* _PROVIDED ENTRIES_

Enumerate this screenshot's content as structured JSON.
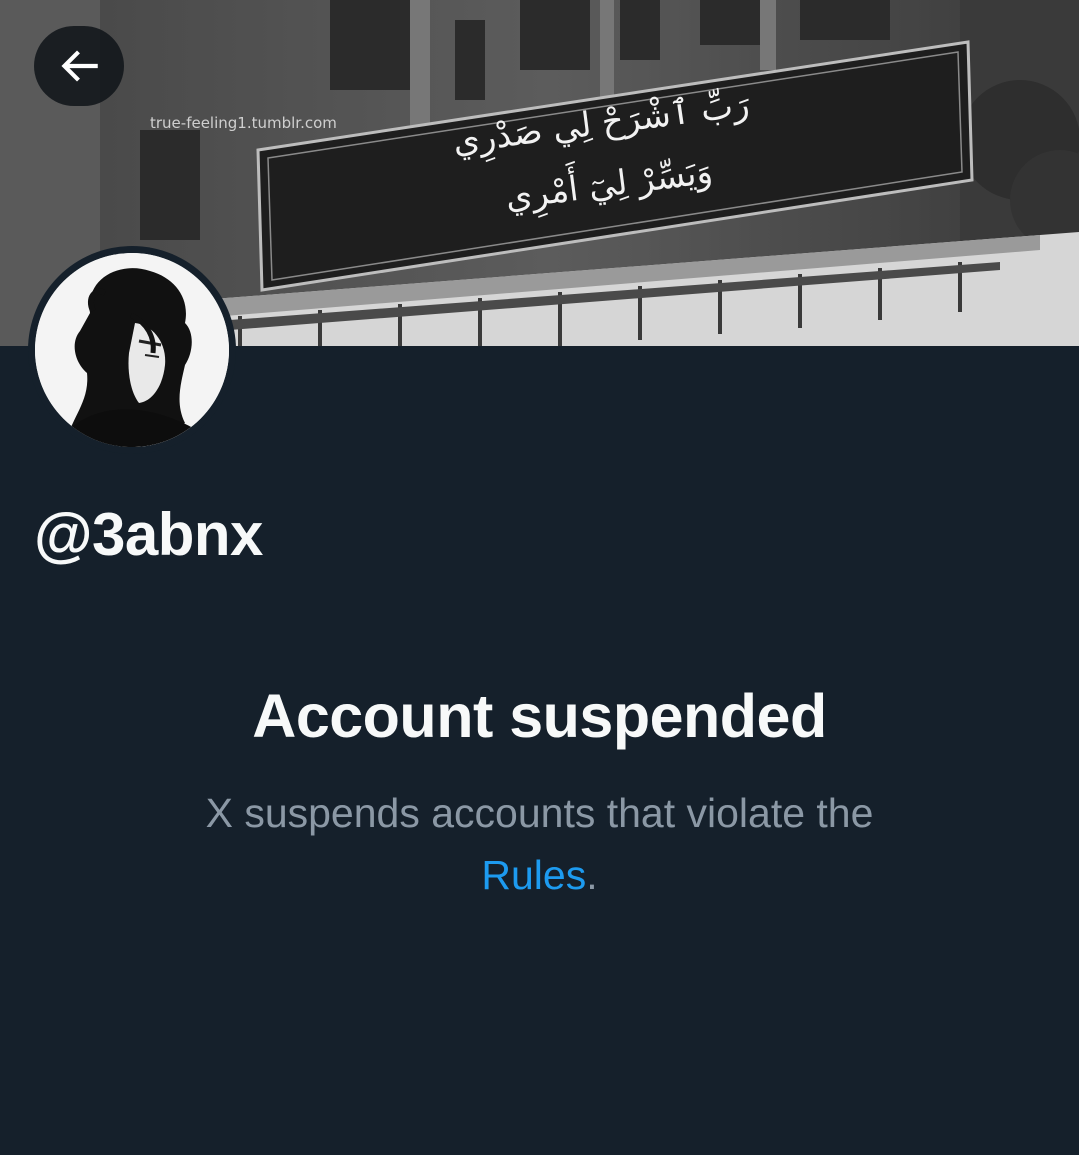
{
  "header": {
    "back_button_icon": "arrow-left-icon"
  },
  "banner": {
    "watermark": "true-feeling1.tumblr.com",
    "sign_text": "رَبِّ ٱشْرَحْ لِي صَدْرِي\nوَيَسِّرْ لِيٓ أَمْرِي"
  },
  "profile": {
    "handle": "@3abnx"
  },
  "suspension": {
    "title": "Account suspended",
    "description": "X suspends accounts that violate the",
    "link_text": "Rules",
    "trailing": "."
  },
  "colors": {
    "background": "#15202b",
    "primary_text": "#f7f9f9",
    "secondary_text": "#8b98a5",
    "link": "#1d9bf0"
  }
}
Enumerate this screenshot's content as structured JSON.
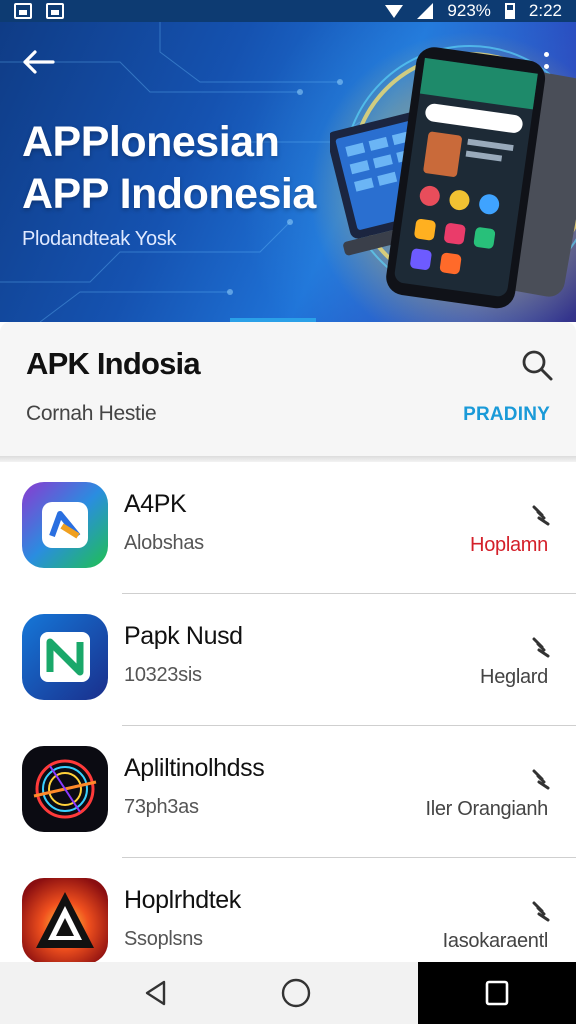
{
  "status_bar": {
    "battery_text": "923%",
    "time": "2:22"
  },
  "hero": {
    "title_line1": "APPlonesian",
    "title_line2": "APP Indonesia",
    "subtitle": "Plodandteak Yosk"
  },
  "header": {
    "title": "APK Indosia",
    "subtitle": "Cornah Hestie",
    "action_label": "PRADINY"
  },
  "apps": [
    {
      "name": "A4PK",
      "meta": "Alobshas",
      "tag": "Hoplamn",
      "tag_color": "#d4202a",
      "icon": "app-icon-gradient-arrow"
    },
    {
      "name": "Papk Nusd",
      "meta": "10323sis",
      "tag": "Heglard",
      "tag_color": "#444444",
      "icon": "app-icon-blue-n"
    },
    {
      "name": "Apliltinolhdss",
      "meta": "73ph3as",
      "tag": "Iler Orangianh",
      "tag_color": "#444444",
      "icon": "app-icon-neon-ring"
    },
    {
      "name": "Hoplrhdtek",
      "meta": "Ssoplsns",
      "tag": "Iasokaraentl",
      "tag_color": "#444444",
      "icon": "app-icon-red-triangle"
    }
  ],
  "colors": {
    "accent": "#1a9ad8",
    "hero_blue": "#1552b0",
    "tag_red": "#d4202a"
  }
}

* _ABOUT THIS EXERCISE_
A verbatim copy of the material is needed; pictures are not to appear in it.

* _RESPONSE TO THE TASK_
Enumerate this screenshot's content as structured JSON.
{
  "header": {
    "back_button_icon": "arrow-left-icon"
  },
  "banner": {
    "watermark": "true-feeling1.tumblr.com",
    "sign_text": "رَبِّ ٱشْرَحْ لِي صَدْرِي\nوَيَسِّرْ لِيٓ أَمْرِي"
  },
  "profile": {
    "handle": "@3abnx"
  },
  "suspension": {
    "title": "Account suspended",
    "description": "X suspends accounts that violate the",
    "link_text": "Rules",
    "trailing": "."
  },
  "colors": {
    "background": "#15202b",
    "primary_text": "#f7f9f9",
    "secondary_text": "#8b98a5",
    "link": "#1d9bf0"
  }
}
Enumerate this screenshot's content as structured JSON.
{
  "status_bar": {
    "battery_text": "923%",
    "time": "2:22"
  },
  "hero": {
    "title_line1": "APPlonesian",
    "title_line2": "APP Indonesia",
    "subtitle": "Plodandteak Yosk"
  },
  "header": {
    "title": "APK Indosia",
    "subtitle": "Cornah Hestie",
    "action_label": "PRADINY"
  },
  "apps": [
    {
      "name": "A4PK",
      "meta": "Alobshas",
      "tag": "Hoplamn",
      "tag_color": "#d4202a",
      "icon": "app-icon-gradient-arrow"
    },
    {
      "name": "Papk Nusd",
      "meta": "10323sis",
      "tag": "Heglard",
      "tag_color": "#444444",
      "icon": "app-icon-blue-n"
    },
    {
      "name": "Apliltinolhdss",
      "meta": "73ph3as",
      "tag": "Iler Orangianh",
      "tag_color": "#444444",
      "icon": "app-icon-neon-ring"
    },
    {
      "name": "Hoplrhdtek",
      "meta": "Ssoplsns",
      "tag": "Iasokaraentl",
      "tag_color": "#444444",
      "icon": "app-icon-red-triangle"
    }
  ],
  "colors": {
    "accent": "#1a9ad8",
    "hero_blue": "#1552b0",
    "tag_red": "#d4202a"
  }
}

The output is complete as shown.